But if you try sometimes, you just might find,
You get what you need.
Mick Jagger & Keith Richards, Rolling Stones (1969).
You Can't Always Get What You Want (long version).
For months, I've been looking forward to this eleven day fall vacation, even though we had nothing big planned. Maybe it was because we had nothing big planned. Possibilities emerged, then dissipated. But one thought repeatedly crept into my mind. The DED Dirt Ride.

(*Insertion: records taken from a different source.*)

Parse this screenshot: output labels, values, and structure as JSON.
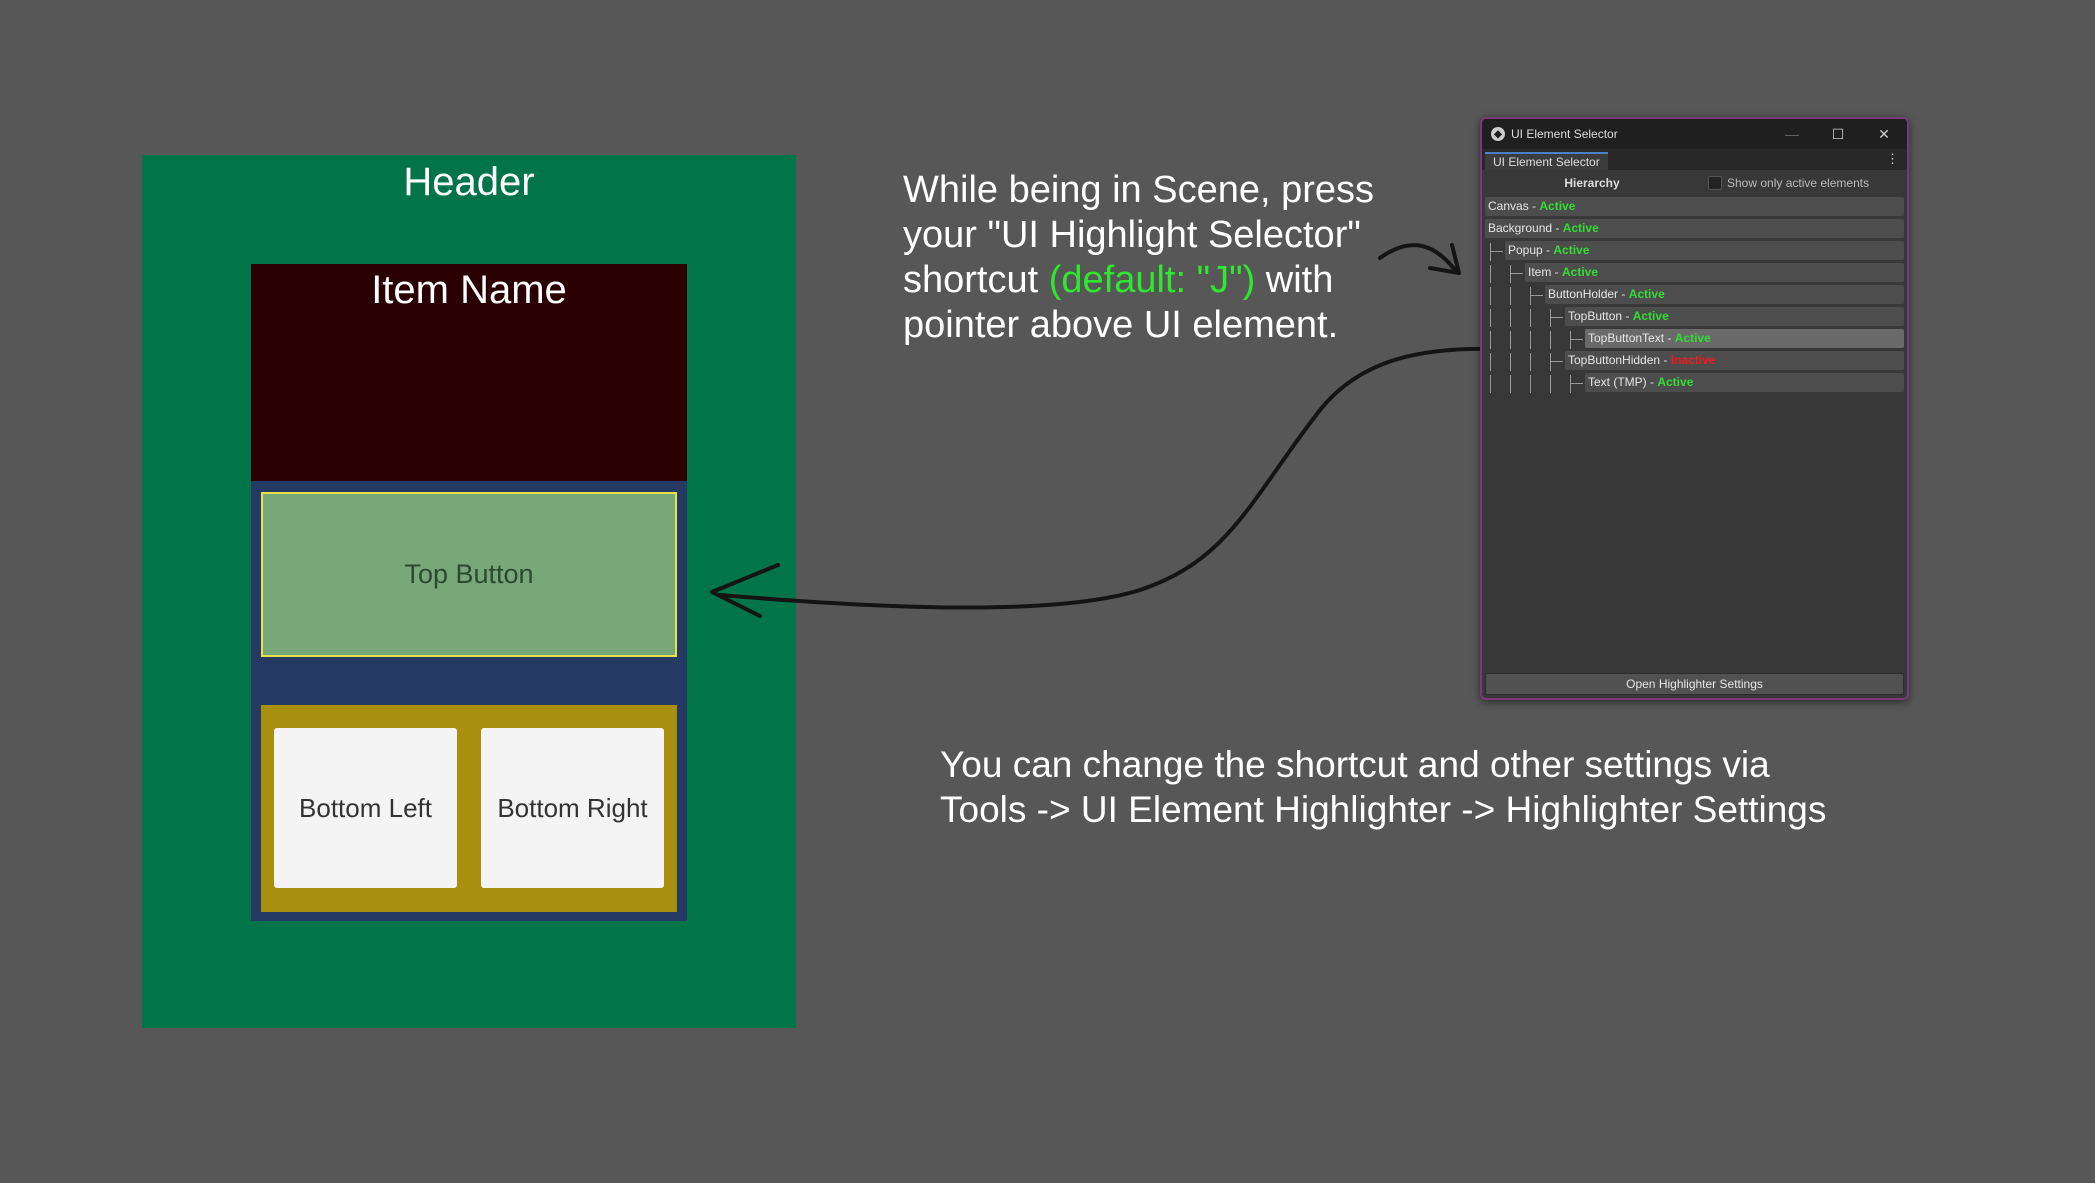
{
  "scene": {
    "header": "Header",
    "item_name": "Item Name",
    "top_button": "Top Button",
    "bottom_left": "Bottom Left",
    "bottom_right": "Bottom Right"
  },
  "instructions": {
    "part1": "While being in Scene, press your \"UI Highlight Selector\" shortcut ",
    "shortcut": "(default: \"J\")",
    "part2": " with pointer above UI element.",
    "settings_line1": "You can change the shortcut and other settings via",
    "settings_line2": "Tools -> UI Element Highlighter -> Highlighter Settings"
  },
  "window": {
    "title": "UI Element Selector",
    "tab": "UI Element Selector",
    "menu_glyph": "⋮",
    "minimize_glyph": "—",
    "maximize_glyph": "☐",
    "close_glyph": "✕",
    "hierarchy_label": "Hierarchy",
    "show_only_active_label": "Show only active elements",
    "open_settings_button": "Open Highlighter Settings",
    "hierarchy": [
      {
        "name": "Canvas",
        "sep": " - ",
        "status": "Active"
      },
      {
        "name": "Background",
        "sep": " - ",
        "status": "Active"
      },
      {
        "name": "Popup",
        "sep": " - ",
        "status": "Active"
      },
      {
        "name": "Item",
        "sep": " - ",
        "status": "Active"
      },
      {
        "name": "ButtonHolder",
        "sep": " - ",
        "status": "Active"
      },
      {
        "name": "TopButton",
        "sep": " - ",
        "status": "Active"
      },
      {
        "name": "TopButtonText",
        "sep": " - ",
        "status": "Active"
      },
      {
        "name": "TopButtonHidden",
        "sep": " - ",
        "status": "Inactive"
      },
      {
        "name": "Text (TMP)",
        "sep": " - ",
        "status": "Active"
      }
    ]
  },
  "colors": {
    "active": "#33dd33",
    "inactive": "#ee1c1c",
    "shortcut_highlight": "#2ee82e",
    "panel_green": "#02744a",
    "item_box": "#2a0002",
    "button_green": "#78a77a",
    "gold": "#a8900e"
  }
}
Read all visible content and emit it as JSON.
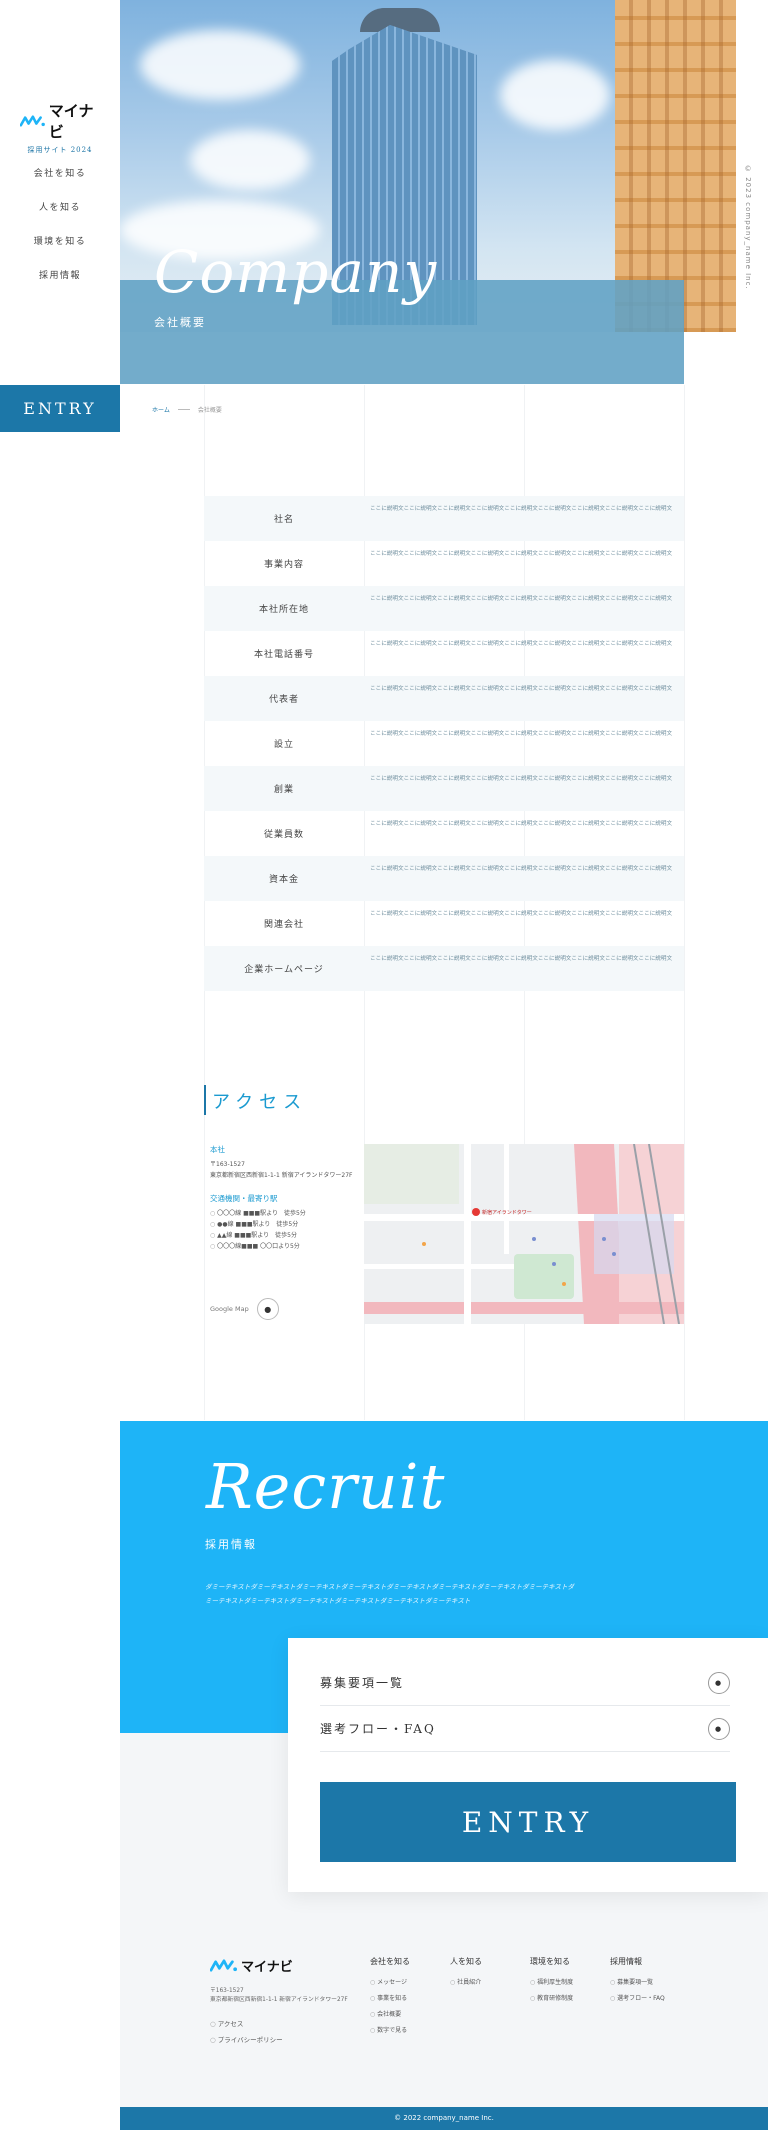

Deadwood to Edgemont to Deadwood. Three hundred ten miles traversing much of the North-South length of the Black Hills via the single track Centennial Trail, the rails-to-trails Mickelson Trail, and primarily remote gravel road connectors. Five years ago, I completed it with Rob Sorge and Shaun Arritola, riding by day and self-shuttling at night. DED Dirt Ride 2014. But I have not ridden it as I originally envisioned.
I wanted to bikepack the DED Dirt Ride self-supported.
|Sunrise at Sage Creek Campground in Badlands National Park.|
Not just yet. On Day 1 of 11, we enjoyed the annual Buffalo Roundup at Custer State Park. Rangers and ranchers drove the park's herd of some 1400 buffalo over a ridge and down into a valley for their annual census, health checks and auction to manage the population. Seeing that many buffalo running together stirs the imagination with images of millions and millions filling the plains just 150 years ago. Wow.
Around mid-day, the rain started. It looked to stay, and it did. With cold rain forecasted for the next four days solid, I postponed the DED Dirt Ride and we drove to Denver for a long weekend. I figured that I would still have six days left to ride. It was bound to clear by the time we returned.
|2019 Buffalo Roundup at Custer State Park.|
Well, yes, and no. On Day 5 of 11, we drove home in drizzle to a saturated Black Hills. I waited another day, hoping for some drying while knowing that my time window was closing. The next day brought some sunshine, but not enough drying and reports surfaced of a muddy Centennial Trail. Another day passed. Eventually, I realized that I would not be bikepacking the DED Dirt Ride this year.
Ugh. Now what?
|Riding south on Jensen Road I find ranchers working the fields to get one last cut of hay.|
I concluded that I didn't need to ride the DED Dirt Ride again. On the other hand, I could use some longer days in the saddle pushing a fully loaded Jones Plus LWB on some hilly gravel. So, I pulled out a file of different maps and laid out an overnight trip into the rolling hills and winds of the prairie east of the Black Hills.
Back I rode on the Bad Buffalo, a 110 mile gravel loop south of Wasta, South Dakota into Badlands National Park and through Buffalo Gap National Grasslands. The roads on this hilly, exposed prairie route have been favorite winter training rides over the years. However, I've never ridden them on a loaded bike and I've never even stopped at Sage Creek Campground, a primitive camp site in the remote reaches of Badlands National Park. Time to do both.
|The fencing is more stout for buffalo.|
It was hilly. It was chilly. It was cloudy. It was windy and grew windier. It was a lot of work over long hours pedaling that loaded bike back to that primitive campground. It was worth it.
I set up camp and ate quickly as the sun set. Then the temperature dropped and it rained much of the night. Later, the winds of the next front rolled in. It turned cold. Near freezing cold.
Under a quick sunrise, the winds accelerated and cleared the skies. But that wind chilled to the bone. The return ride was just as hilly, just as chilly and even more windy than the day before. As the hours wore on, I must have looked like I was struggling, because two different ranchers stopped their trucks to offer me a ride. Eventually, I soft pedaled back to Wasta and plunked down inside the Jeep, finally out of the gale.
Maybe that wasn't the ride I wanted.
It was just what I needed.
|Big views across a big, bad land.|